» **PROVIDED INFORMATION**
┄┄┄┄┄┄
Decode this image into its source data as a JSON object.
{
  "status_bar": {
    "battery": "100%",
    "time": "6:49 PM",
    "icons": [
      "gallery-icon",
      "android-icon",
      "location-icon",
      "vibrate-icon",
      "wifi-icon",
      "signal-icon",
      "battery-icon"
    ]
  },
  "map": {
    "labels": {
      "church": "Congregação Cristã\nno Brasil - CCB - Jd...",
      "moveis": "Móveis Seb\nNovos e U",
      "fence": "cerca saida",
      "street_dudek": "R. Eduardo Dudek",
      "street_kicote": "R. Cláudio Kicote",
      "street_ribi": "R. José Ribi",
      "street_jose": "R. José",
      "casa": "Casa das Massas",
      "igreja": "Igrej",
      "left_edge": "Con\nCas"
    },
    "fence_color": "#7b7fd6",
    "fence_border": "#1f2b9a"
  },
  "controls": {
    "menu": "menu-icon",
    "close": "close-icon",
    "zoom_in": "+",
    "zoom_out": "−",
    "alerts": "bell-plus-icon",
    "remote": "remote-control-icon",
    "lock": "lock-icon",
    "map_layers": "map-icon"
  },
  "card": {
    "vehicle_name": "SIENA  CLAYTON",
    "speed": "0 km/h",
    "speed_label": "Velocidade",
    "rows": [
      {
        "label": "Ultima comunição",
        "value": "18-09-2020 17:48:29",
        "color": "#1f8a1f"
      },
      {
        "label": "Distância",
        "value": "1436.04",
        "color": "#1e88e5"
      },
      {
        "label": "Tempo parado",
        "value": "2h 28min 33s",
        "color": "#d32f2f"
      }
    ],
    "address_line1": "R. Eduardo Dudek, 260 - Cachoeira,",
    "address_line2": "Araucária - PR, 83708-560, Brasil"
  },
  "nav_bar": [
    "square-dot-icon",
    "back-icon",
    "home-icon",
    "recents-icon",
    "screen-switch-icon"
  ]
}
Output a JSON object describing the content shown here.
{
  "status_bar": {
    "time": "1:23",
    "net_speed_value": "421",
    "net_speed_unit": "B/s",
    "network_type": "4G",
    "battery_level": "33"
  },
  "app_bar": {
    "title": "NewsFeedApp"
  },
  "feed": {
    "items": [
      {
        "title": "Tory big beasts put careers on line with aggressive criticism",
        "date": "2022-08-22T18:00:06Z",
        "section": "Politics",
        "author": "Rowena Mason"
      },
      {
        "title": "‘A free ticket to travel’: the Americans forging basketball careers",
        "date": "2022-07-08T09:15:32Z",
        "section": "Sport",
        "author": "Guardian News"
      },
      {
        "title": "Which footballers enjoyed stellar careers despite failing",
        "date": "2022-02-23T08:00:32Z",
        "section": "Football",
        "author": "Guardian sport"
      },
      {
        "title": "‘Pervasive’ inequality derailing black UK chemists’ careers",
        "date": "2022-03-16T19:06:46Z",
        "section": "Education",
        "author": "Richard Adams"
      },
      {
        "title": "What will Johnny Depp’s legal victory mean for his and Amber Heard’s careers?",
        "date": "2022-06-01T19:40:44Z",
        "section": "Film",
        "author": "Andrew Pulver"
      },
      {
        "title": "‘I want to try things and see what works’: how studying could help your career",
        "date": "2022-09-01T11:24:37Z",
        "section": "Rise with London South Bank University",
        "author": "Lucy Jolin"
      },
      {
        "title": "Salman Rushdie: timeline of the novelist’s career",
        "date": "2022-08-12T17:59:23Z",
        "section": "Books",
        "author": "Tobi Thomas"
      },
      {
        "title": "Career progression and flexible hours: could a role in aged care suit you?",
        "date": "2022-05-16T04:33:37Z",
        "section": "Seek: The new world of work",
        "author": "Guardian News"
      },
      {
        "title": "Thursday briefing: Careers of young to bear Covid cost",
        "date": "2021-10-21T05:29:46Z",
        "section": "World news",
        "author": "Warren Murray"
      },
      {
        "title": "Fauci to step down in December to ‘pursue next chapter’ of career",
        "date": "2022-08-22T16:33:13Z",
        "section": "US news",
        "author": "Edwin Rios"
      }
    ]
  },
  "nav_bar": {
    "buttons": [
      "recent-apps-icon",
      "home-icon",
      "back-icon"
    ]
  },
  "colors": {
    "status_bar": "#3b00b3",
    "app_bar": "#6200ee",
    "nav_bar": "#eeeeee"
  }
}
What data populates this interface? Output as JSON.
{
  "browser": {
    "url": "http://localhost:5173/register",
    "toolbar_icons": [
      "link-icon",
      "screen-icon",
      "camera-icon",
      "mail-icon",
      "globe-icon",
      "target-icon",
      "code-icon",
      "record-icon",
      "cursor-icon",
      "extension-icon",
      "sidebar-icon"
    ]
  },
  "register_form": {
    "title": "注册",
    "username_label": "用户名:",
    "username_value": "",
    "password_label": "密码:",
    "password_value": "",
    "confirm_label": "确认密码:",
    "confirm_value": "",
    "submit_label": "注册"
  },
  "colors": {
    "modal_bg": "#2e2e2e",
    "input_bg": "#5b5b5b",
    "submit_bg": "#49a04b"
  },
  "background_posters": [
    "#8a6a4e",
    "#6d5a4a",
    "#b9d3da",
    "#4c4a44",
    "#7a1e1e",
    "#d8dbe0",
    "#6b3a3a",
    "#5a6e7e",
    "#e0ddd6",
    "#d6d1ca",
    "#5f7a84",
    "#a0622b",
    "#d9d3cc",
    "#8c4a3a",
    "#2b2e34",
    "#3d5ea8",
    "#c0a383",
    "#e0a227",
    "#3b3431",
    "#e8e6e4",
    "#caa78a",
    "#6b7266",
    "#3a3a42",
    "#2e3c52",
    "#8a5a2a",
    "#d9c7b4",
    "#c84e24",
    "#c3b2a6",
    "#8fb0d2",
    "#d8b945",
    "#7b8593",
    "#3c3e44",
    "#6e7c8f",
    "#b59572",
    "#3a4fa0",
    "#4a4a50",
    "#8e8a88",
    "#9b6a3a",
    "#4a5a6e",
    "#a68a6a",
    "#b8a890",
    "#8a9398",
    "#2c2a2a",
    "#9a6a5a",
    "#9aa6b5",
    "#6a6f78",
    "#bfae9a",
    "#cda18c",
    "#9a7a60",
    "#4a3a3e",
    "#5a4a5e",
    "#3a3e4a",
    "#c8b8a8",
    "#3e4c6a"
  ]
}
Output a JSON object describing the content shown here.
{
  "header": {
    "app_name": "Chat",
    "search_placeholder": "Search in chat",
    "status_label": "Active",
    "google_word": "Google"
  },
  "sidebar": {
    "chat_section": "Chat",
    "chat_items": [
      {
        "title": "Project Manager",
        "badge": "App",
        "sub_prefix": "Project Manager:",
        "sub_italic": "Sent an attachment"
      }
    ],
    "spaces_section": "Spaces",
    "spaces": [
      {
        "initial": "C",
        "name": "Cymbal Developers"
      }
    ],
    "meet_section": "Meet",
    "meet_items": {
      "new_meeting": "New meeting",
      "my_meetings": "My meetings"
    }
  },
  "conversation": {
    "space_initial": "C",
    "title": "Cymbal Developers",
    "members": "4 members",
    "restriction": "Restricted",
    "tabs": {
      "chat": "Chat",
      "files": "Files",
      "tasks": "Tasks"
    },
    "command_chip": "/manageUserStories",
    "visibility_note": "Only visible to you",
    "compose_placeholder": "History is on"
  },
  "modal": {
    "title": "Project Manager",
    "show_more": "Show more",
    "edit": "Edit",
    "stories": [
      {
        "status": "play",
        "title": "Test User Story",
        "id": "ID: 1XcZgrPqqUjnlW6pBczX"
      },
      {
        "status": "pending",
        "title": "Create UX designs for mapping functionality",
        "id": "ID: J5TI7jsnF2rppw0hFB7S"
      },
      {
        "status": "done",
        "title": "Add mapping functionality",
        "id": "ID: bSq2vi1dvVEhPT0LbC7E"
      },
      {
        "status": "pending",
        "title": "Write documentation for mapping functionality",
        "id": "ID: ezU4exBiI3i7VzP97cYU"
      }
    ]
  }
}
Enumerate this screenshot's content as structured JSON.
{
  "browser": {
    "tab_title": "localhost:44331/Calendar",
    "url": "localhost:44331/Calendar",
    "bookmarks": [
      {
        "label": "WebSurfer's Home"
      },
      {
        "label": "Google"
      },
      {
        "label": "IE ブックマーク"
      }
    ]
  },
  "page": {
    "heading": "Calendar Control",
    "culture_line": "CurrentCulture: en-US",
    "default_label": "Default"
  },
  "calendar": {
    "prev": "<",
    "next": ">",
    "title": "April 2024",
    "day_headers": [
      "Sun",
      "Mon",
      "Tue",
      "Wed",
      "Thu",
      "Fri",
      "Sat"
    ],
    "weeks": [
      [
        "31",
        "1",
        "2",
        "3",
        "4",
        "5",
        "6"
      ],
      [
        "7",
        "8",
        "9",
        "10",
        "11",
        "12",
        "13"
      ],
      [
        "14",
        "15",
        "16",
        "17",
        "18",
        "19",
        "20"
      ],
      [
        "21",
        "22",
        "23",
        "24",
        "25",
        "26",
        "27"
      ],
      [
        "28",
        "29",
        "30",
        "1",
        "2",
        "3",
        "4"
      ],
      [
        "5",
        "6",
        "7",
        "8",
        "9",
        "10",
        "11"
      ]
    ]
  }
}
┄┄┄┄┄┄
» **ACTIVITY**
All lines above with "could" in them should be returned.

» **RESULT**
        "title": "‘I want to try things and see what works’: how studying could help your career",
        "title": "Career progression and flexible hours: could a role in aged care suit you?",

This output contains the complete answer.